The Municipal Corporation of Gurgaon (MCG) has identified 40 locations in the Millennium City for constructing public toilets.
The civic body is all set to invite tenders for building these toilets. The residents will not be charged for using the facility, which will be customised according to the location and the expected usage.
The residents of New Gurgaon, however, say they have little to rejoice. They rue that despite the unprecedented scale of development over the past three decades, civic infrastructure has been neglected.
While Gurgaon’s population is around 20 lakh, it has less than 30 public toilets.
“The problem stems from the multiplicity of authorities and the value being accorded to land, not the residents. There are so many malls, upscale neighbourhoods and markets, but where are the toilets? All residents must demand a single authority like Gurgaon development authority,” said Ruchika Sethi Takkar, a citizens’ group activist.
Residents say that even though public conveniences have been planned for the city time and again, with the temporary installation of mobile toilets by the Haryana Urban Development Authority (Huda) two years back, they have not been satisfactory.

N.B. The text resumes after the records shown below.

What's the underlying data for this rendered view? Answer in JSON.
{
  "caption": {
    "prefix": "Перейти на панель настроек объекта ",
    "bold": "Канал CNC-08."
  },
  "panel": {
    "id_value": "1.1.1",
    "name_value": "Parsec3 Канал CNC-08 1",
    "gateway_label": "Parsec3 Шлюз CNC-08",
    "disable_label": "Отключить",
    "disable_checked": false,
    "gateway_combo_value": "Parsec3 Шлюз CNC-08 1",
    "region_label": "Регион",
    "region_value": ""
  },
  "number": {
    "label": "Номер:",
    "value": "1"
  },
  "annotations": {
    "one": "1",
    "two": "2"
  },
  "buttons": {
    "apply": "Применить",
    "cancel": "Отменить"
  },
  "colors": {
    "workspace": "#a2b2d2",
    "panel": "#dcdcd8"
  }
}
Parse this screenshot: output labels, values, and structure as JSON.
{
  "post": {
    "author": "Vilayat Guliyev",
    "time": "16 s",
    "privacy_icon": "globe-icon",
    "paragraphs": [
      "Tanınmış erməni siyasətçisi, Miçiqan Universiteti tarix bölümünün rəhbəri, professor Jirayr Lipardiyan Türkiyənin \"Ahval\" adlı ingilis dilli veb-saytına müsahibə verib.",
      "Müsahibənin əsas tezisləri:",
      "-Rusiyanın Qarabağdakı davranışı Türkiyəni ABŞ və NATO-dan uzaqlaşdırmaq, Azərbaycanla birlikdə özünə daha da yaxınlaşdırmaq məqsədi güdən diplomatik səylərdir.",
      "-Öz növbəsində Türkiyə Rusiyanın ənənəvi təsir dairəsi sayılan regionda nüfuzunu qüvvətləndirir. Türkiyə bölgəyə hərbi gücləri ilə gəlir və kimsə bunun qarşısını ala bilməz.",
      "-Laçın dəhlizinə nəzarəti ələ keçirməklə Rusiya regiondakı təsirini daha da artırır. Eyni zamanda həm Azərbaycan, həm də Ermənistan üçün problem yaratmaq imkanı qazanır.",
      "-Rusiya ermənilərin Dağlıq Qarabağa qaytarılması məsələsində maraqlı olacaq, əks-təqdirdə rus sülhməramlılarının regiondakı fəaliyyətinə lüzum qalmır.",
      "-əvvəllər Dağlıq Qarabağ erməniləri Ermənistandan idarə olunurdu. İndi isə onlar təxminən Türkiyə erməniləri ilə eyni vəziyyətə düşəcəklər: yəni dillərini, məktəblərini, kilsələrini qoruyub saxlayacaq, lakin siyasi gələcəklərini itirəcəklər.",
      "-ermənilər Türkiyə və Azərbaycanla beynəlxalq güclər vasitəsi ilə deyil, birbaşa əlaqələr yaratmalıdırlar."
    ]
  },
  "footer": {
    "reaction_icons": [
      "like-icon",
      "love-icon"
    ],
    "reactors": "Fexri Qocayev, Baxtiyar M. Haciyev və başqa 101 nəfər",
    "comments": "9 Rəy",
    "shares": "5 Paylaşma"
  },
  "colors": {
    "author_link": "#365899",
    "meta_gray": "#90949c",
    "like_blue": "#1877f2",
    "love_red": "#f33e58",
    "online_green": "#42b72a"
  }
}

“The authorities looked at many important factors like maintenance charges but there was no plan on providing accommodation to those who were supposed clean these toilets. As for mobile toilets, where and how will the waste be discharged from the toilets has to be established,” said Harish Capoor, an activist from citizens’ group Clean Gurgaon.
Capoor added that public toilets provided by Sulabh can be a good model for Gurgaon. “We can even have a donation box where people can contribute to the maintenance of the toilets,” he said.
Meanwhile, councillors say they have taken up the issue.
“The installation of mobile toilets did not contribute effectively to the city. When we say that new Gurgaon needs public toilets, officials argue that you have malls in the area with the best toilets and that only those living in panchayat areas need the amenities. It is deplorable that those walking on the streets have no place to relieve themselves. I have asked for at least seven toilets for my ward,” said Rama Rani Rathee, councillor, ward 34.